Princeton University Library Catalog

HeTexted, SheTexted: Gender Differences in Text Communication Behavior and Interpretation

Mitchell, Isabel [Browse]
Senior thesis
Comer, Ronald [Browse]
Allen, Lesley [Browse]
Princeton University. Department of Psychology [Browse]
Class year:
45 pages
Restrictions note:
Walk-in Access. This thesis can only be viewed on computer terminals at the Mudd Manuscript Library.
Summary note:

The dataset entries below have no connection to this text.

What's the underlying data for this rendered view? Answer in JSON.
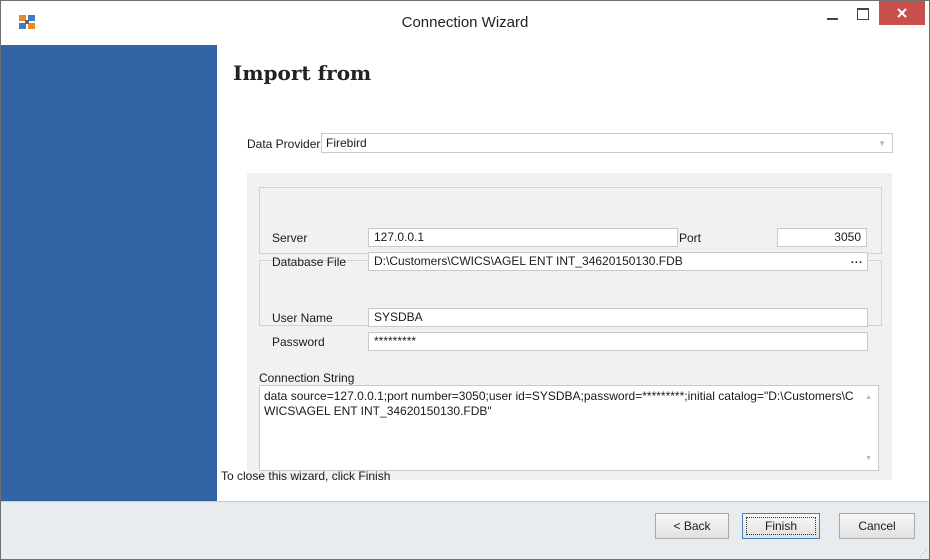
{
  "window": {
    "title": "Connection Wizard"
  },
  "page": {
    "heading": "Import from",
    "footer_hint": "To close this wizard, click Finish"
  },
  "form": {
    "data_provider": {
      "label": "Data Provider",
      "value": "Firebird"
    },
    "server": {
      "label": "Server",
      "value": "127.0.0.1"
    },
    "port": {
      "label": "Port",
      "value": "3050"
    },
    "database_file": {
      "label": "Database File",
      "value": "D:\\Customers\\CWICS\\AGEL ENT INT_34620150130.FDB",
      "browse": "..."
    },
    "user_name": {
      "label": "User Name",
      "value": "SYSDBA"
    },
    "password": {
      "label": "Password",
      "value": "*********"
    },
    "connection_string": {
      "label": "Connection String",
      "value": "data source=127.0.0.1;port number=3050;user id=SYSDBA;password=*********;initial catalog=\"D:\\Customers\\CWICS\\AGEL ENT INT_34620150130.FDB\""
    }
  },
  "buttons": {
    "back": "< Back",
    "finish": "Finish",
    "cancel": "Cancel"
  },
  "icons": {
    "app": "app-icon",
    "minimize": "minimize-icon",
    "maximize": "maximize-icon",
    "close": "close-icon",
    "dropdown": "chevron-down-icon"
  },
  "colors": {
    "side_panel": "#3365a5",
    "close_button": "#c7504a",
    "button_bar": "#e9ecef"
  }
}
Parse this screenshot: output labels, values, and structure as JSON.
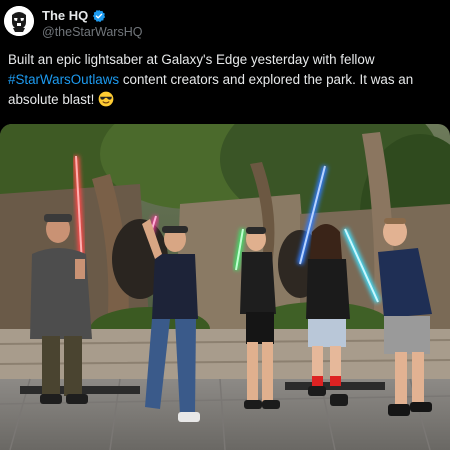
{
  "post": {
    "display_name": "The HQ",
    "handle": "@theStarWarsHQ",
    "verified_icon": "verified-badge-icon",
    "avatar_icon": "stormtrooper-helmet-icon",
    "text_before": "Built an epic lightsaber at Galaxy's Edge yesterday with fellow ",
    "hashtag": "#StarWarsOutlaws",
    "text_after": " content creators and explored the park. It was an absolute blast! ",
    "emoji_icon": "sunglasses-emoji-icon",
    "colors": {
      "link": "#1d9bf0",
      "verified": "#1d9bf0",
      "text": "#e7e9ea",
      "muted": "#71767b"
    }
  },
  "media": {
    "photo_subject": "group-photo-with-lightsabers",
    "saber_colors": [
      "#ff4a4a",
      "#e23c8c",
      "#3fe06a",
      "#2f7bff",
      "#3fe0ff"
    ]
  }
}
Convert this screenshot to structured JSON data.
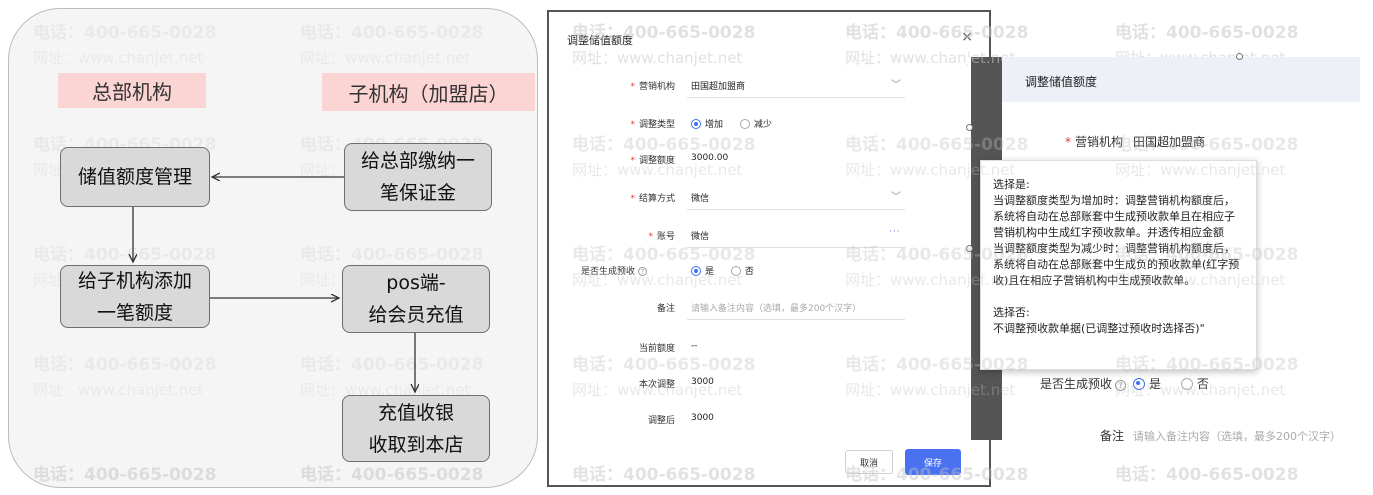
{
  "watermark": {
    "phone": "电话：400-665-0028",
    "site": "网址：www.chanjet.net"
  },
  "flowchart": {
    "header_left": "总部机构",
    "header_right": "子机构（加盟店）",
    "node_storage_quota": "储值额度管理",
    "node_pay_deposit": [
      "给总部缴纳一",
      "笔保证金"
    ],
    "node_add_quota": [
      "给子机构添加",
      "一笔额度"
    ],
    "node_pos": [
      "pos端-",
      "给会员充值"
    ],
    "node_cashier": [
      "充值收银",
      "收取到本店"
    ]
  },
  "dialog": {
    "title": "调整储值额度",
    "close_label": "×",
    "fields": {
      "marketing_org": {
        "label": "营销机构",
        "value": "田国超加盟商"
      },
      "adjust_type": {
        "label": "调整类型",
        "option_increase": "增加",
        "option_decrease": "减少",
        "selected": "增加"
      },
      "adjust_amount": {
        "label": "调整额度",
        "value": "3000.00"
      },
      "settlement": {
        "label": "结算方式",
        "value": "微信"
      },
      "account": {
        "label": "账号",
        "value": "微信",
        "more": "···"
      },
      "gen_receipt": {
        "label": "是否生成预收",
        "help": "?",
        "option_yes": "是",
        "option_no": "否",
        "selected": "是"
      },
      "remark": {
        "label": "备注",
        "placeholder": "请输入备注内容（选填，最多200个汉字）"
      },
      "current_quota": {
        "label": "当前额度",
        "value": "--"
      },
      "this_adjust": {
        "label": "本次调整",
        "value": "3000"
      },
      "after_adjust": {
        "label": "调整后",
        "value": "3000"
      }
    },
    "cancel_label": "取消",
    "save_label": "保存"
  },
  "zoom": {
    "title": "调整储值额度",
    "marketing_org_label": "营销机构",
    "marketing_org_value": "田国超加盟商",
    "gen_receipt_label": "是否生成预收",
    "help": "?",
    "option_yes": "是",
    "option_no": "否",
    "remark_label": "备注",
    "remark_placeholder": "请输入备注内容（选填，最多200个汉字）",
    "tooltip": {
      "yes_title": "选择是:",
      "yes_body": "当调整额度类型为增加时：调整营销机构额度后，\n系统将自动在总部账套中生成预收款单且在相应子\n营销机构中生成红字预收款单。并透传相应金额\n当调整额度类型为减少时：调整营销机构额度后，\n系统将自动在总部账套中生成负的预收款单(红字预\n收)且在相应子营销机构中生成预收款单。",
      "no_title": "选择否:",
      "no_body": "不调整预收款单据(已调整过预收时选择否)\""
    }
  },
  "colors": {
    "header_pink": "#fbd4d4",
    "node_gray": "#d9d9d9",
    "primary_blue": "#4a72f0",
    "required_red": "#e23b3b"
  }
}
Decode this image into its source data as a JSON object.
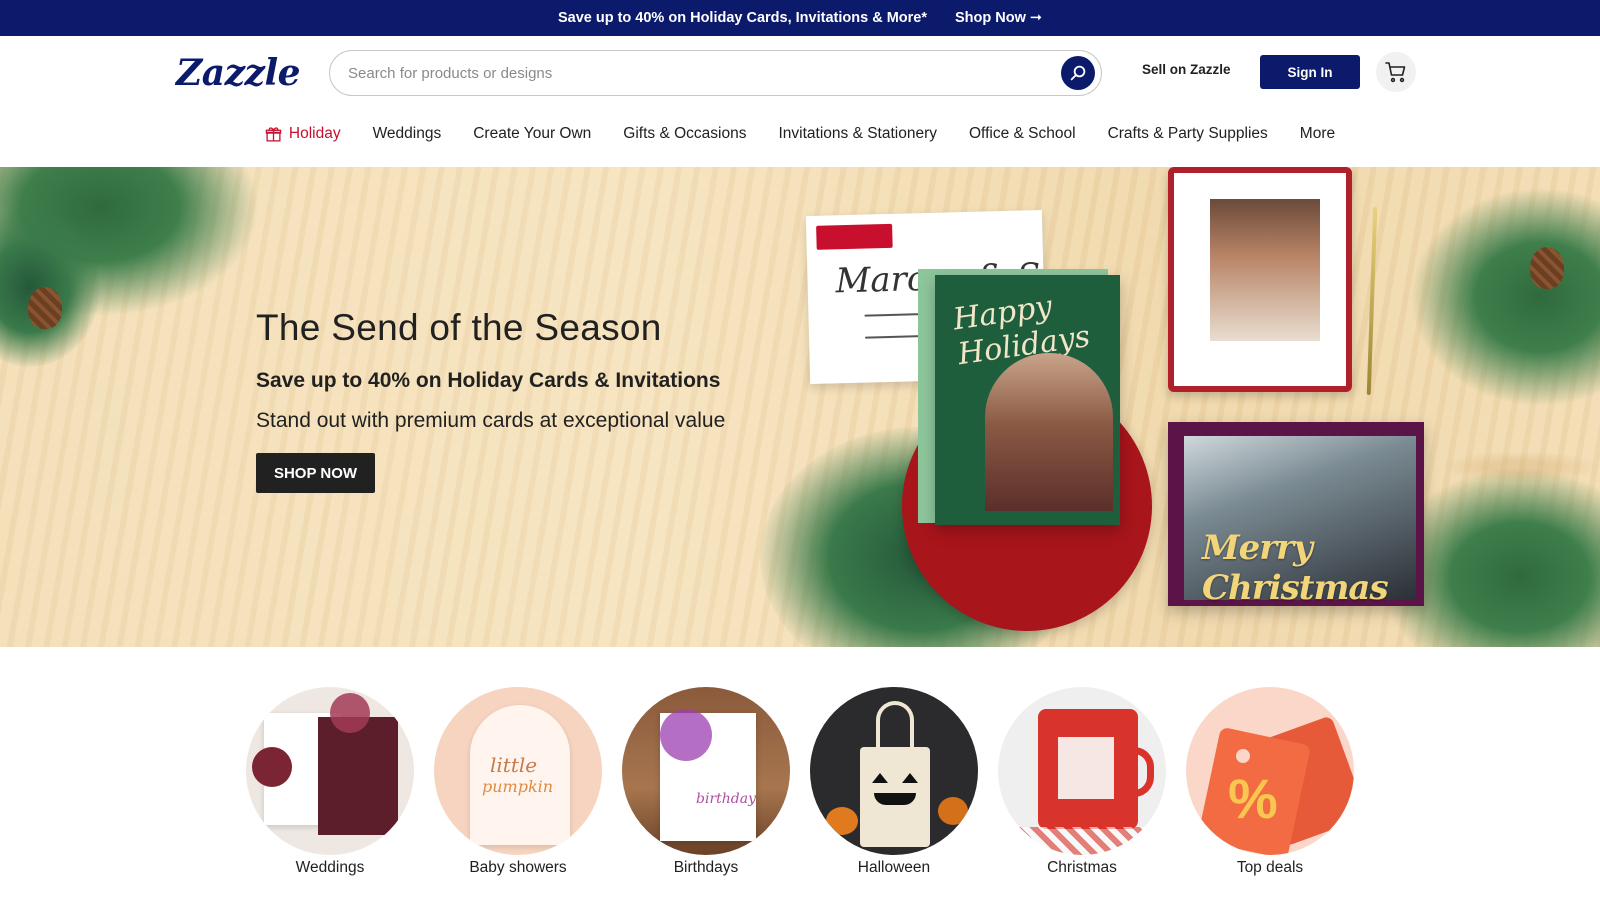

Text messaging technology has dramatically changed the way we communicate today, but the lack of nonverbal cues make miscommunication common. Gender differences exist in all forms of communication, so it would make sense that miscommunication in cross-gender text interactions would be especially prevalent. The goal of this study was to test whether there are gender differences in the interpretation of text interactions and whether men and women behave differently in text communication. 81 participants (29 male and 52 female) rated the behavior of male and female texters in eight cross-gender text interactions. Results showed that female texters were perceived as caring more about their interactions than male texters; as more interested in their interaction partners; as more annoyed in their interactions; and as less angry, less mean, and sadder than their male counterparts. There were no gender differences between participants in their perceptions of the text interactions aside from flirtatiousness: female participants rated male texters as more flirtatious while male participants rated female texters as more flirtatious. No gender difference was found in the proportion of text cues that participants recalled using for analysis of the text interactions.